§ Brief: Bring together all lines from the listing below that contain the string "content".
##### Exercise input
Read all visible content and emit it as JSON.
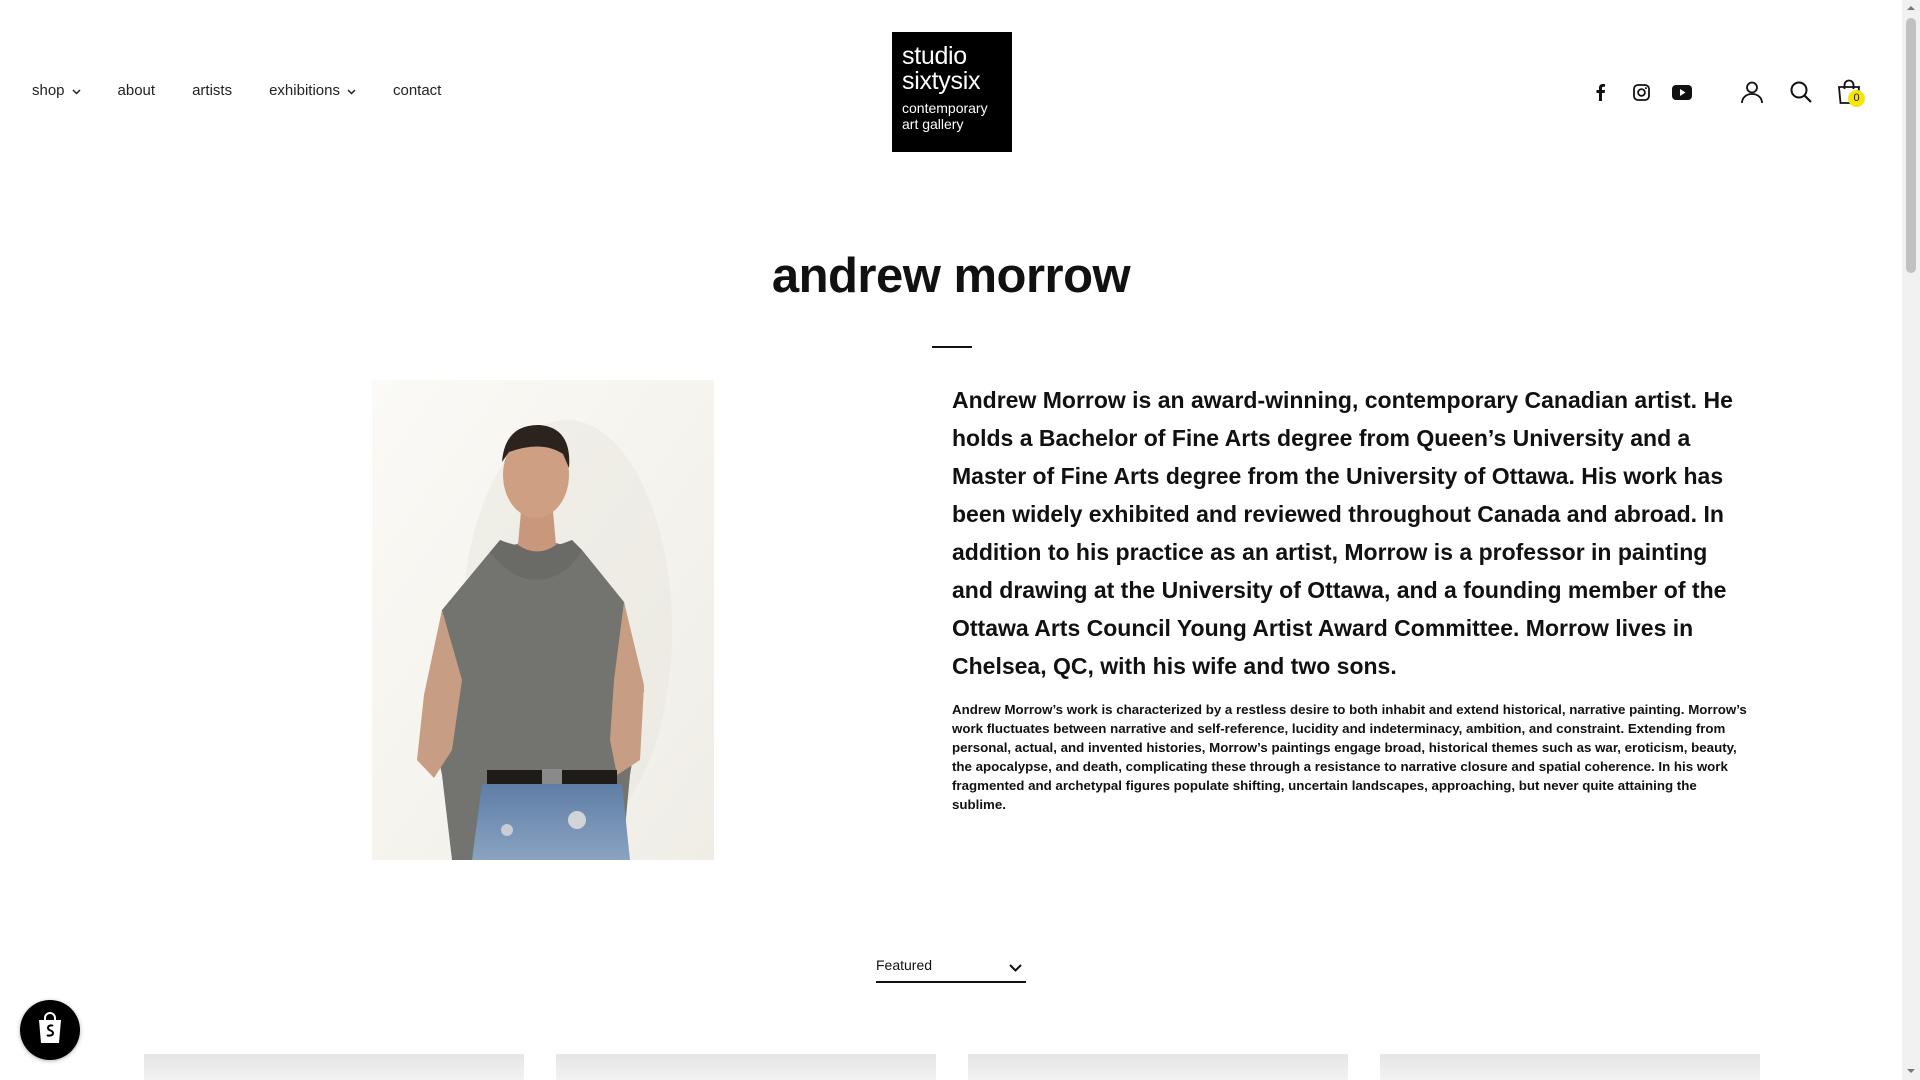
{
  "header": {
    "nav": [
      {
        "label": "shop",
        "dropdown": true
      },
      {
        "label": "about",
        "dropdown": false
      },
      {
        "label": "artists",
        "dropdown": false
      },
      {
        "label": "exhibitions",
        "dropdown": true
      },
      {
        "label": "contact",
        "dropdown": false
      }
    ],
    "logo": {
      "line1": "studio",
      "line2": "sixtysix",
      "line3": "contemporary",
      "line4": "art gallery"
    },
    "social_icons": [
      "facebook-icon",
      "instagram-icon",
      "youtube-icon"
    ],
    "utility_icons": [
      "account-icon",
      "search-icon",
      "cart-icon"
    ],
    "cart_count": "0"
  },
  "artist": {
    "name": "andrew morrow",
    "bio_lead": "Andrew Morrow is an award-winning, contemporary Canadian artist. He holds a Bachelor of Fine Arts degree from Queen’s University and a Master of Fine Arts degree from the University of Ottawa. His work has been widely exhibited and reviewed throughout Canada and abroad. In addition to his practice as an artist, Morrow is a professor in painting and drawing at the University of Ottawa, and a founding member of the Ottawa Arts Council Young Artist Award Committee. Morrow lives in Chelsea, QC, with his wife and two sons.",
    "bio_body": "Andrew Morrow’s work is characterized by a restless desire to both inhabit and extend historical, narrative painting. Morrow’s work fluctuates between narrative and self-reference, lucidity and indeterminacy, ambition, and constraint. Extending from personal, actual, and invented histories, Morrow’s paintings engage broad, historical themes such as war, eroticism, beauty, the apocalypse, and death, complicating these through a resistance to narrative closure and spatial coherence. In his work fragmented and archetypal figures populate shifting, uncertain landscapes, approaching, but never quite attaining the sublime."
  },
  "sort": {
    "selected": "Featured"
  },
  "colors": {
    "cart_badge": "#f5e60a",
    "logo_bg": "#000000",
    "text": "#111111"
  }
}
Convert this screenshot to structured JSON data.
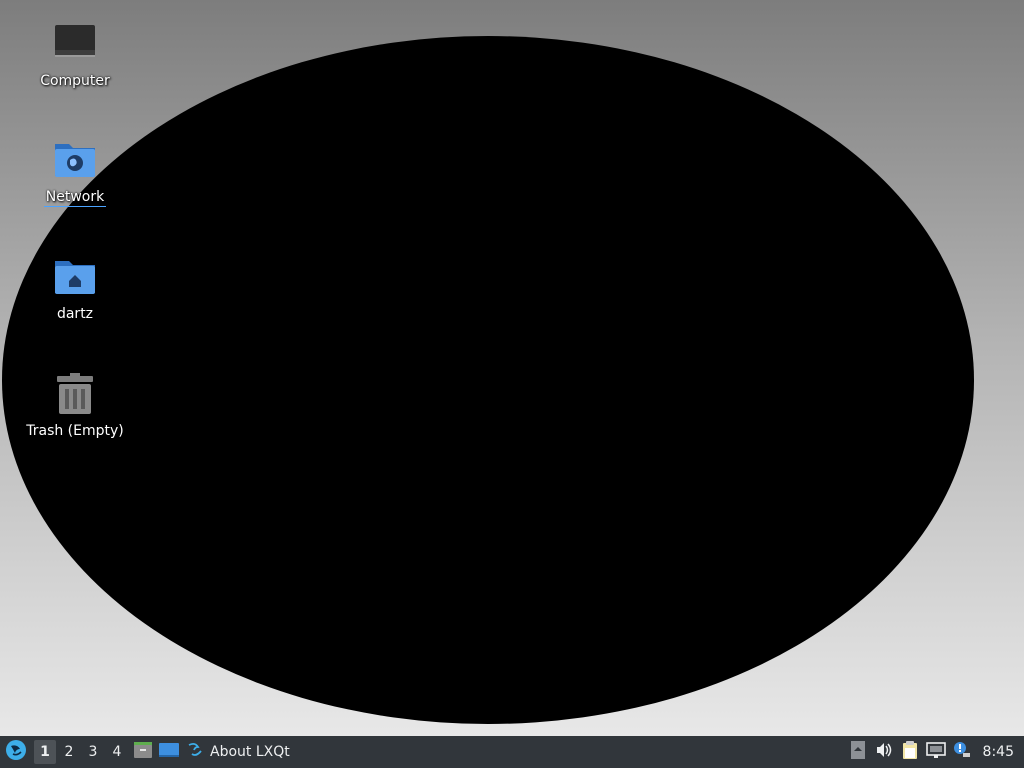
{
  "desktop": {
    "icons": [
      {
        "label": "Computer",
        "icon": "computer-icon"
      },
      {
        "label": "Network",
        "icon": "network-folder-icon"
      },
      {
        "label": "dartz",
        "icon": "home-folder-icon"
      },
      {
        "label": "Trash (Empty)",
        "icon": "trash-icon"
      }
    ]
  },
  "taskbar": {
    "start_icon": "lxqt-menu-icon",
    "desktops": [
      "1",
      "2",
      "3",
      "4"
    ],
    "active_desktop": "1",
    "quick_launch": [
      {
        "icon": "file-manager-icon"
      },
      {
        "icon": "show-desktop-icon"
      }
    ],
    "task": {
      "label": "About LXQt",
      "icon": "lxqt-logo-icon"
    },
    "tray": [
      {
        "icon": "tray-expand-icon"
      },
      {
        "icon": "volume-icon"
      },
      {
        "icon": "clipboard-icon"
      },
      {
        "icon": "network-wired-icon"
      },
      {
        "icon": "update-notifier-icon"
      }
    ],
    "clock": "8:45"
  },
  "colors": {
    "taskbar_bg": "#31363b",
    "folder_blue": "#4a90d9",
    "accent": "#3daee9"
  }
}
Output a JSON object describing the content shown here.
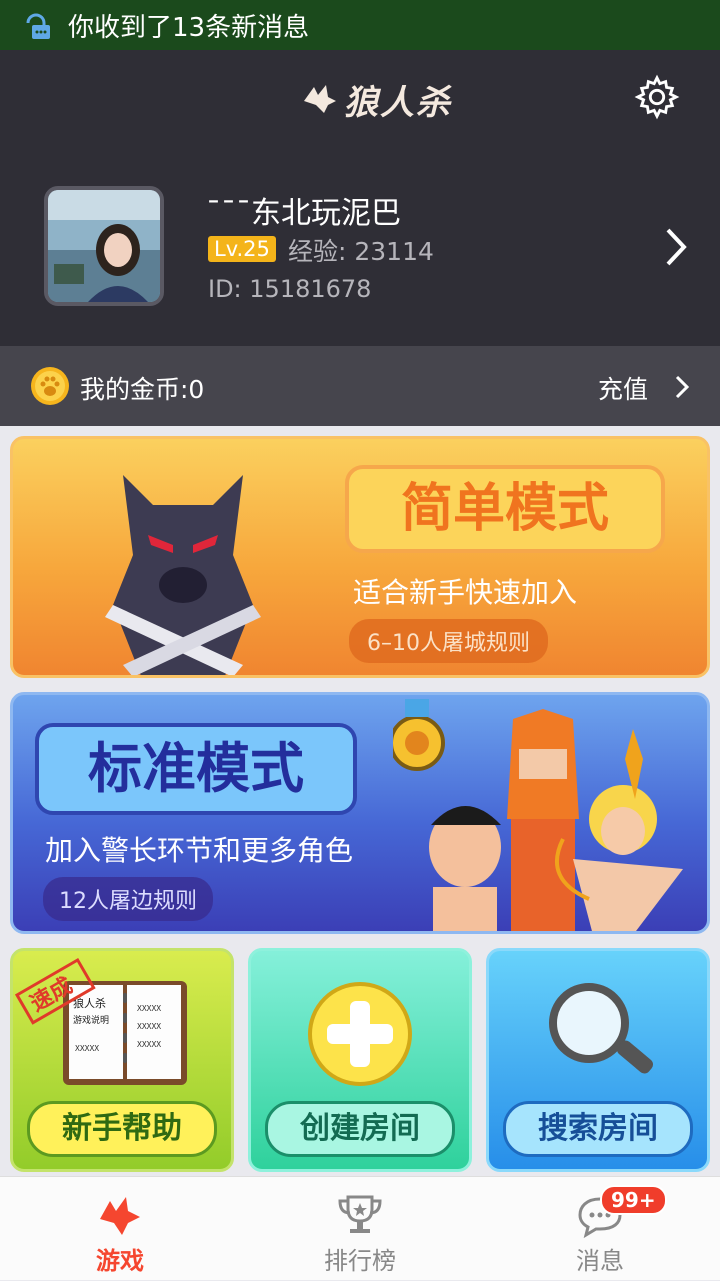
{
  "status_bar": {
    "notification": "你收到了13条新消息"
  },
  "header": {
    "logo_text": "狼人杀",
    "profile": {
      "nickname": "¯¯¯东北玩泥巴",
      "level": "Lv.25",
      "experience": "经验: 23114",
      "user_id": "ID: 15181678"
    }
  },
  "coins": {
    "label": "我的金币:0",
    "recharge": "充值"
  },
  "modes": {
    "simple": {
      "title": "简单模式",
      "subtitle": "适合新手快速加入",
      "rule": "6–10人屠城规则"
    },
    "standard": {
      "title": "标准模式",
      "subtitle": "加入警长环节和更多角色",
      "rule": "12人屠边规则"
    }
  },
  "tiles": {
    "help": {
      "label": "新手帮助",
      "stamp": "速成",
      "book_title": "狼人杀",
      "book_subtitle": "游戏说明",
      "book_text": "XXXXX"
    },
    "create": {
      "label": "创建房间"
    },
    "search": {
      "label": "搜索房间"
    }
  },
  "tabbar": {
    "game": "游戏",
    "rank": "排行榜",
    "messages": "消息",
    "messages_badge": "99+"
  },
  "colors": {
    "header_bg": "#2f2e36",
    "coinbar_bg": "#46454d",
    "active_tab": "#f5462f",
    "level_badge": "#f4b41a",
    "status_bar": "#1b4a1c"
  }
}
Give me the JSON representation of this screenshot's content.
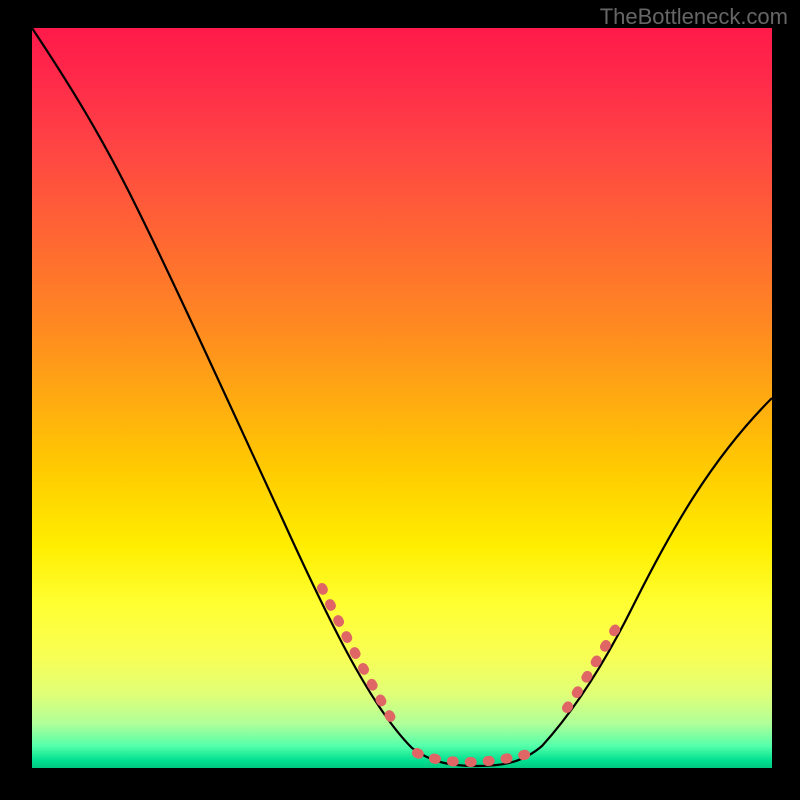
{
  "watermark": "TheBottleneck.com",
  "chart_data": {
    "type": "line",
    "title": "",
    "xlabel": "",
    "ylabel": "",
    "xlim": [
      0,
      100
    ],
    "ylim": [
      0,
      100
    ],
    "series": [
      {
        "name": "bottleneck-curve",
        "x": [
          0,
          5,
          10,
          15,
          20,
          25,
          30,
          35,
          40,
          45,
          50,
          53,
          56,
          59,
          62,
          65,
          68,
          72,
          76,
          80,
          84,
          88,
          92,
          96,
          100
        ],
        "y": [
          100,
          94,
          87,
          80,
          72,
          63,
          54,
          44,
          33,
          21,
          11,
          6,
          2,
          0,
          0,
          0,
          2,
          6,
          12,
          19,
          26,
          33,
          39,
          45,
          50
        ]
      }
    ],
    "highlight_segments": [
      {
        "name": "left-dots",
        "x_range": [
          39,
          50
        ],
        "style": "dashed-pink"
      },
      {
        "name": "bottom-dots",
        "x_range": [
          53,
          68
        ],
        "style": "dashed-pink"
      },
      {
        "name": "right-dots",
        "x_range": [
          70,
          78
        ],
        "style": "dashed-pink"
      }
    ],
    "background_gradient": {
      "top": "#ff1a4a",
      "mid": "#ffee00",
      "bottom": "#00c880"
    }
  }
}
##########
§ Written response:
Read all visible content and emit it as JSON.
Output a JSON object describing the content shown here.
Give me the JSON representation of this screenshot's content.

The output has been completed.